Exercise instructions
From the records, return each line that has the word "this" in it.

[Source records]

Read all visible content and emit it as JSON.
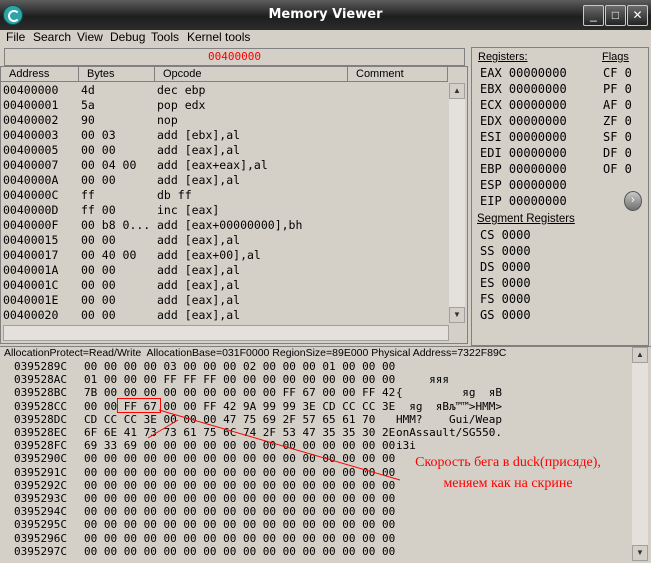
{
  "window": {
    "title": "Memory Viewer",
    "buttons": [
      "_",
      "□",
      "✕"
    ]
  },
  "menu": [
    "File",
    "Search",
    "View",
    "Debug",
    "Tools",
    "Kernel tools"
  ],
  "address_bar": "00400000",
  "disassembler": {
    "columns": [
      "Address",
      "Bytes",
      "Opcode",
      "Comment"
    ],
    "rows": [
      {
        "addr": "00400000",
        "bytes": "4d",
        "op": "dec ebp"
      },
      {
        "addr": "00400001",
        "bytes": "5a",
        "op": "pop edx"
      },
      {
        "addr": "00400002",
        "bytes": "90",
        "op": "nop"
      },
      {
        "addr": "00400003",
        "bytes": "00 03",
        "op": "add [ebx],al"
      },
      {
        "addr": "00400005",
        "bytes": "00 00",
        "op": "add [eax],al"
      },
      {
        "addr": "00400007",
        "bytes": "00 04 00",
        "op": "add [eax+eax],al"
      },
      {
        "addr": "0040000A",
        "bytes": "00 00",
        "op": "add [eax],al"
      },
      {
        "addr": "0040000C",
        "bytes": "ff",
        "op": "db ff"
      },
      {
        "addr": "0040000D",
        "bytes": "ff 00",
        "op": "inc [eax]"
      },
      {
        "addr": "0040000F",
        "bytes": "00 b8 0...",
        "op": "add [eax+00000000],bh"
      },
      {
        "addr": "00400015",
        "bytes": "00 00",
        "op": "add [eax],al"
      },
      {
        "addr": "00400017",
        "bytes": "00 40 00",
        "op": "add [eax+00],al"
      },
      {
        "addr": "0040001A",
        "bytes": "00 00",
        "op": "add [eax],al"
      },
      {
        "addr": "0040001C",
        "bytes": "00 00",
        "op": "add [eax],al"
      },
      {
        "addr": "0040001E",
        "bytes": "00 00",
        "op": "add [eax],al"
      },
      {
        "addr": "00400020",
        "bytes": "00 00",
        "op": "add [eax],al"
      }
    ]
  },
  "registers": {
    "header": "Registers:",
    "items": [
      "EAX 00000000",
      "EBX 00000000",
      "ECX 00000000",
      "EDX 00000000",
      "ESI 00000000",
      "EDI 00000000",
      "EBP 00000000",
      "ESP 00000000",
      "EIP 00000000"
    ],
    "more_button": "›"
  },
  "flags": {
    "header": "Flags",
    "items": [
      "CF 0",
      "PF 0",
      "AF 0",
      "ZF 0",
      "SF 0",
      "DF 0",
      "OF 0"
    ]
  },
  "segment_registers": {
    "header": "Segment Registers",
    "items": [
      "CS 0000",
      "SS 0000",
      "DS 0000",
      "ES 0000",
      "FS 0000",
      "GS 0000"
    ]
  },
  "hex_view": {
    "info": "AllocationProtect=Read/Write  AllocationBase=031F0000 RegionSize=89E000 Physical Address=7322F89C",
    "rows": [
      {
        "addr": "0395289C",
        "hex": "00 00 00 00 03 00 00 00 02 00 00 00 01 00 00 00",
        "ascii": ""
      },
      {
        "addr": "039528AC",
        "hex": "01 00 00 00 FF FF FF 00 00 00 00 00 00 00 00 00",
        "ascii": "     яяя"
      },
      {
        "addr": "039528BC",
        "hex": "7B 00 00 00 00 00 00 00 00 00 FF 67 00 00 FF 42",
        "ascii": "{         яg  яB"
      },
      {
        "addr": "039528CC",
        "hex": "00 00 FF 67 00 00 FF 42 9A 99 99 3E CD CC CC 3E",
        "ascii": "  яg  яBљ™™>НММ>"
      },
      {
        "addr": "039528DC",
        "hex": "CD CC CC 3E 00 00 00 47 75 69 2F 57 65 61 70",
        "ascii": "НММ?    Gui/Weap"
      },
      {
        "addr": "039528EC",
        "hex": "6F 6E 41 73 73 61 75 6C 74 2F 53 47 35 35 30 2E",
        "ascii": "onAssault/SG550."
      },
      {
        "addr": "039528FC",
        "hex": "69 33 69 00 00 00 00 00 00 00 00 00 00 00 00 00",
        "ascii": "i3i"
      },
      {
        "addr": "0395290C",
        "hex": "00 00 00 00 00 00 00 00 00 00 00 00 00 00 00 00",
        "ascii": ""
      },
      {
        "addr": "0395291C",
        "hex": "00 00 00 00 00 00 00 00 00 00 00 00 00 00 00 00",
        "ascii": ""
      },
      {
        "addr": "0395292C",
        "hex": "00 00 00 00 00 00 00 00 00 00 00 00 00 00 00 00",
        "ascii": ""
      },
      {
        "addr": "0395293C",
        "hex": "00 00 00 00 00 00 00 00 00 00 00 00 00 00 00 00",
        "ascii": ""
      },
      {
        "addr": "0395294C",
        "hex": "00 00 00 00 00 00 00 00 00 00 00 00 00 00 00 00",
        "ascii": ""
      },
      {
        "addr": "0395295C",
        "hex": "00 00 00 00 00 00 00 00 00 00 00 00 00 00 00 00",
        "ascii": ""
      },
      {
        "addr": "0395296C",
        "hex": "00 00 00 00 00 00 00 00 00 00 00 00 00 00 00 00",
        "ascii": ""
      },
      {
        "addr": "0395297C",
        "hex": "00 00 00 00 00 00 00 00 00 00 00 00 00 00 00 00",
        "ascii": ""
      }
    ]
  },
  "annotation": {
    "text": "Скорость бега в duck(присяде), меняем как на скрине",
    "color": "#ff0000"
  }
}
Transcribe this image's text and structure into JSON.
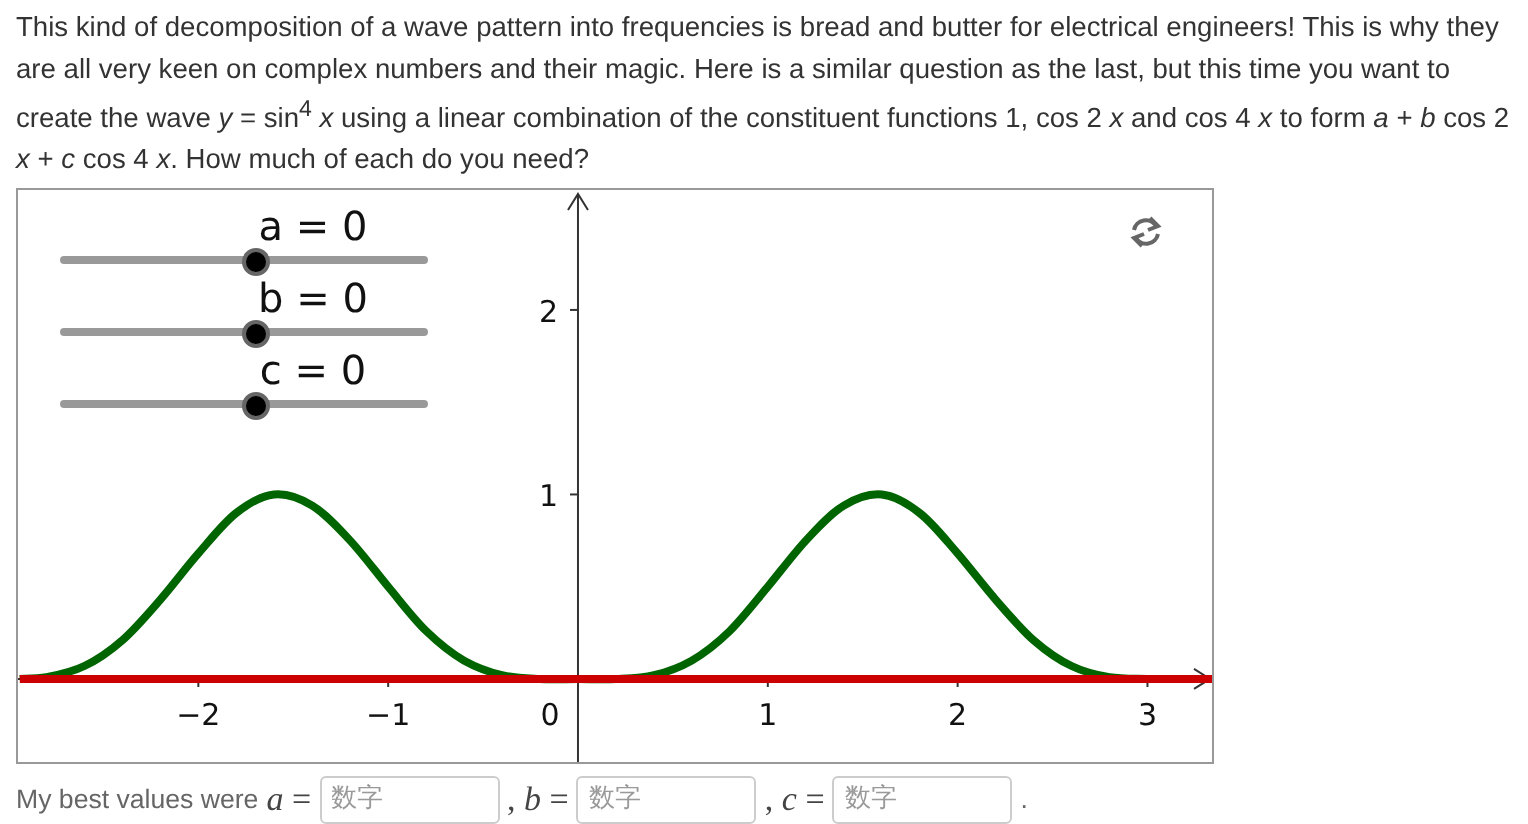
{
  "intro": "This kind of decomposition of a wave pattern into frequencies is bread and butter for electrical engineers! This is why they are all very keen on complex numbers and their magic. Here is a similar question as the last, but this time you want to create the wave *y* = sin$^{4}$ *x*  using a linear combination of the constituent functions 1, cos 2 *x*  and cos 4 *x*  to form *a* + *b* cos 2 *x* + *c* cos 4 *x*.  How much of each do you need?",
  "applet": {
    "sliders": [
      {
        "label": "a = 0",
        "level": 0.5
      },
      {
        "label": "b = 0",
        "level": 0.5
      },
      {
        "label": "c = 0",
        "level": 0.5
      }
    ],
    "origin_label": "0",
    "chart_data": {
      "type": "line",
      "xlim": [
        -2.95,
        3.34
      ],
      "ylim": [
        -0.45,
        2.65
      ],
      "xticks": [
        {
          "value": -2,
          "label": "−2"
        },
        {
          "value": -1,
          "label": "−1"
        },
        {
          "value": 1,
          "label": "1"
        },
        {
          "value": 2,
          "label": "2"
        },
        {
          "value": 3,
          "label": "3"
        }
      ],
      "yticks": [
        {
          "value": 1,
          "label": "1"
        },
        {
          "value": 2,
          "label": "2"
        }
      ],
      "x": [
        -2.94,
        -2.8,
        -2.6,
        -2.4,
        -2.2,
        -2.0,
        -1.8,
        -1.6,
        -1.4,
        -1.2,
        -1.0,
        -0.8,
        -0.6,
        -0.4,
        -0.2,
        0,
        0.2,
        0.4,
        0.6,
        0.8,
        1.0,
        1.2,
        1.4,
        1.6,
        1.8,
        2.0,
        2.2,
        2.4,
        2.6,
        2.8,
        3.0,
        3.2,
        3.34
      ],
      "series": [
        {
          "color": "#006400",
          "values": [
            0,
            0.01,
            0.07,
            0.21,
            0.43,
            0.68,
            0.9,
            1.0,
            0.94,
            0.75,
            0.5,
            0.26,
            0.1,
            0.02,
            0,
            0,
            0,
            0.02,
            0.1,
            0.26,
            0.5,
            0.75,
            0.94,
            1.0,
            0.9,
            0.68,
            0.43,
            0.21,
            0.07,
            0.01,
            0,
            0,
            0
          ]
        },
        {
          "color": "#cc0000",
          "values": [
            0,
            0,
            0,
            0,
            0,
            0,
            0,
            0,
            0,
            0,
            0,
            0,
            0,
            0,
            0,
            0,
            0,
            0,
            0,
            0,
            0,
            0,
            0,
            0,
            0,
            0,
            0,
            0,
            0,
            0,
            0,
            0,
            0
          ]
        }
      ]
    }
  },
  "answer": {
    "prefix": "My best values were",
    "fields": [
      {
        "label": "*a* =",
        "placeholder": "数字"
      },
      {
        "label": ", *b* =",
        "placeholder": "数字"
      },
      {
        "label": ", *c* =",
        "placeholder": "数字"
      }
    ],
    "suffix": "."
  }
}
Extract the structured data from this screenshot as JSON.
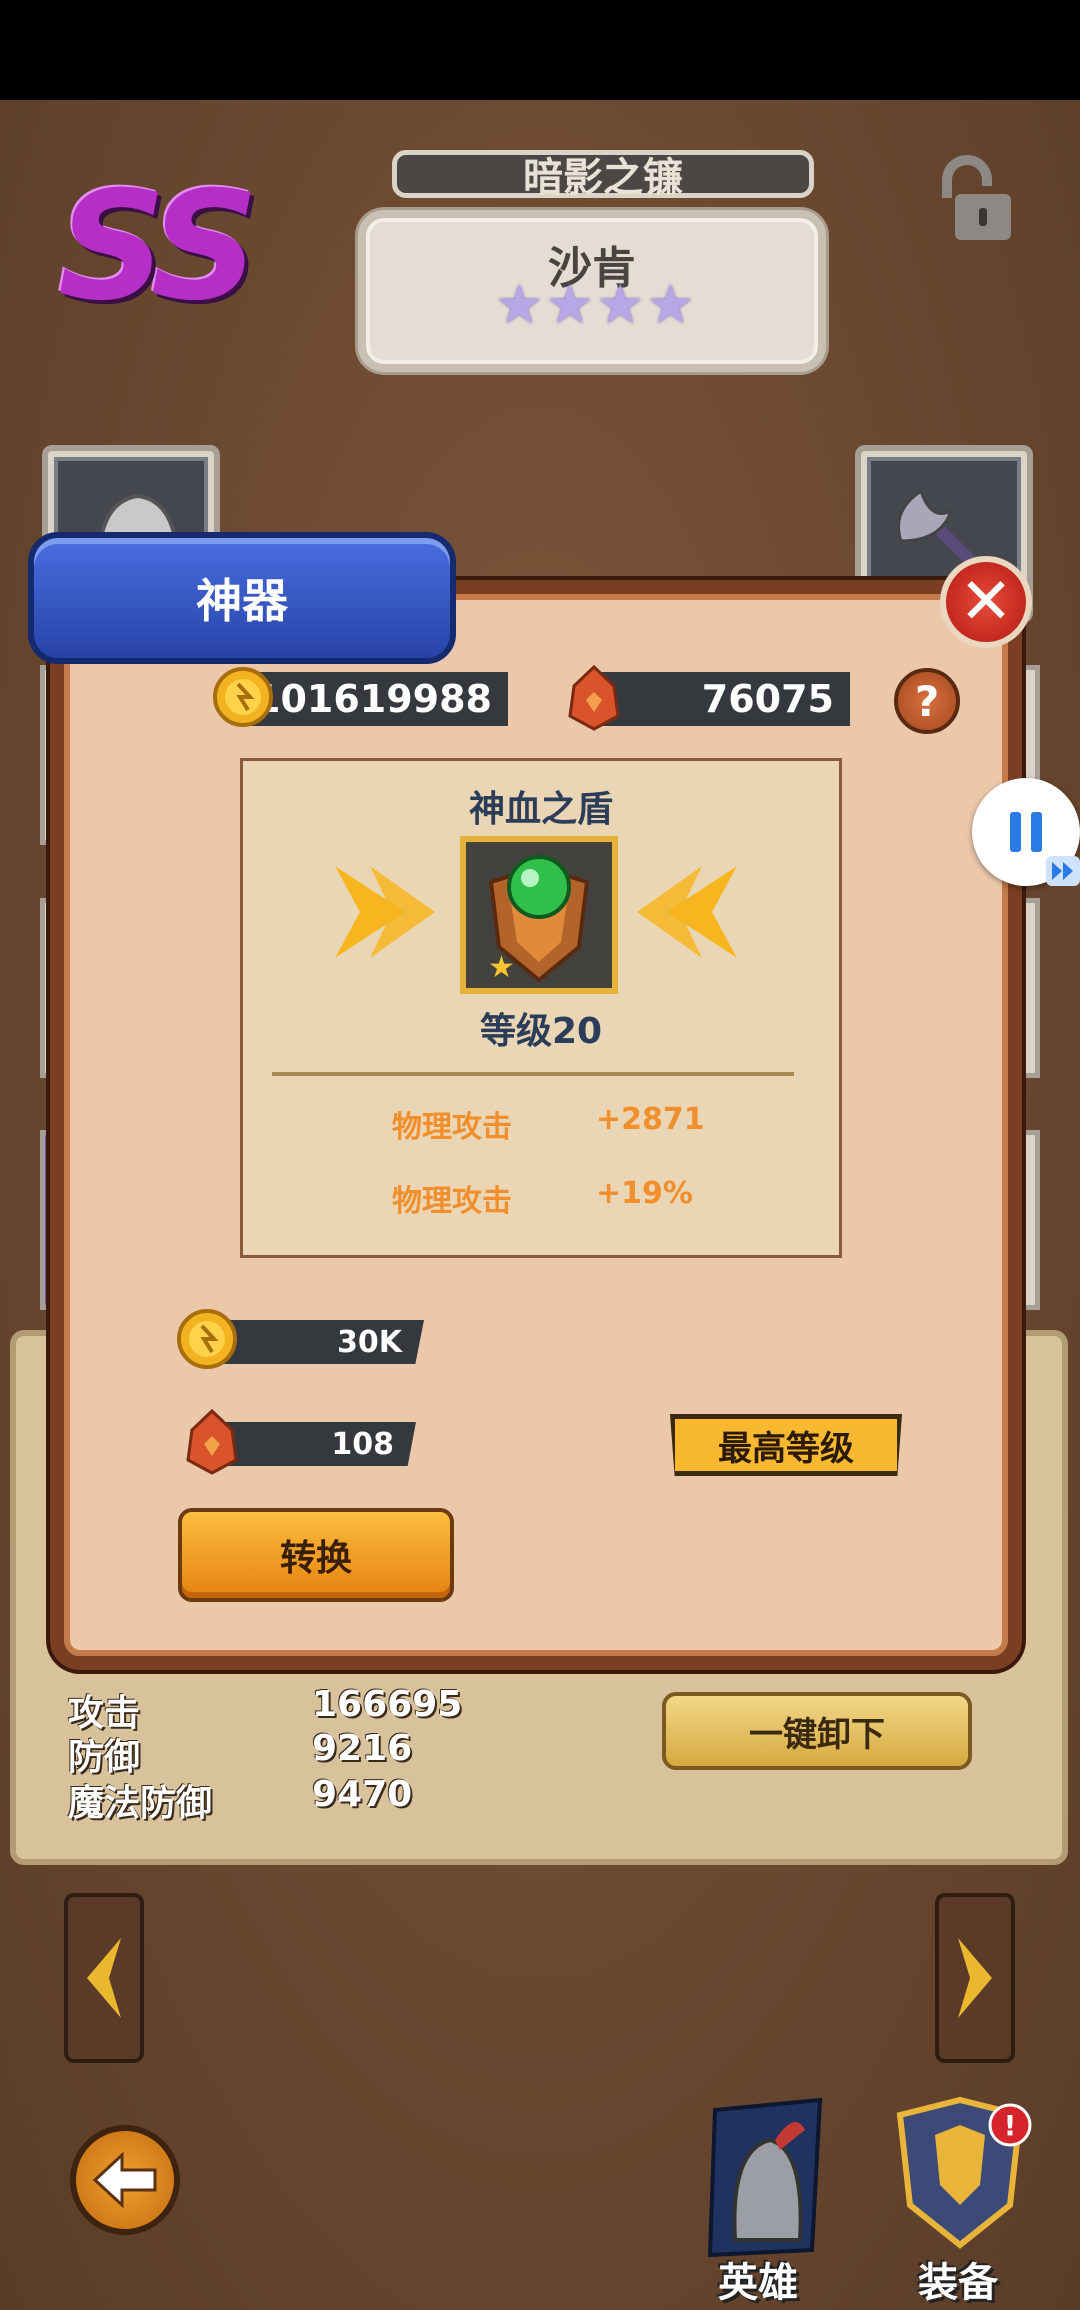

Your solution
Transcribe this image's text and structure into JSON.
  "intro": "This kind of decomposition of a wave pattern into frequencies is bread and butter for electrical engineers! This is why they are all very keen on complex numbers and their magic. Here is a similar question as the last, but this time you want to create the wave *y* = sin$^{4}$ *x*  using a linear combination of the constituent functions 1, cos 2 *x*  and cos 4 *x*  to form *a* + *b* cos 2 *x* + *c* cos 4 *x*.  How much of each do you need?",
Extract the structured data from this screenshot as JSON.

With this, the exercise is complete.